*PROBLEM TO WORK ON:* Check every line of the data and copy the ones where "jinyisback" appears.

*SOURCE DATA:*
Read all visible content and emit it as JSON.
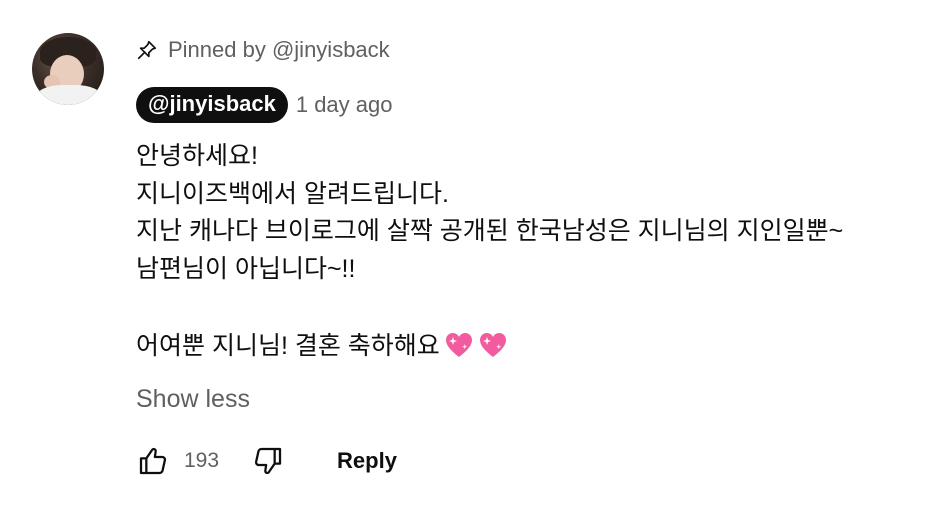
{
  "comment": {
    "pinned_text": "Pinned by @jinyisback",
    "author": "@jinyisback",
    "time": "1 day ago",
    "lines": [
      "안녕하세요!",
      "지니이즈백에서 알려드립니다.",
      "지난 캐나다 브이로그에 살짝 공개된 한국남성은 지니님의 지인일뿐~",
      "남편님이 아닙니다~!!"
    ],
    "last_line": "어여뿐 지니님! 결혼 축하해요",
    "hearts": [
      "sparkling-heart-emoji",
      "sparkling-heart-emoji"
    ],
    "show_less": "Show less",
    "likes": "193",
    "reply": "Reply"
  },
  "icons": {
    "pin": "pin-icon",
    "like": "thumbs-up-icon",
    "dislike": "thumbs-down-icon"
  },
  "colors": {
    "text_primary": "#0f0f0f",
    "text_secondary": "#606060",
    "author_chip_bg": "#0f0f0f",
    "heart_pink": "#f25c9f"
  }
}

*SOLVED PROBLEM:*
    "pinned_text": "Pinned by @jinyisback",
    "author": "@jinyisback",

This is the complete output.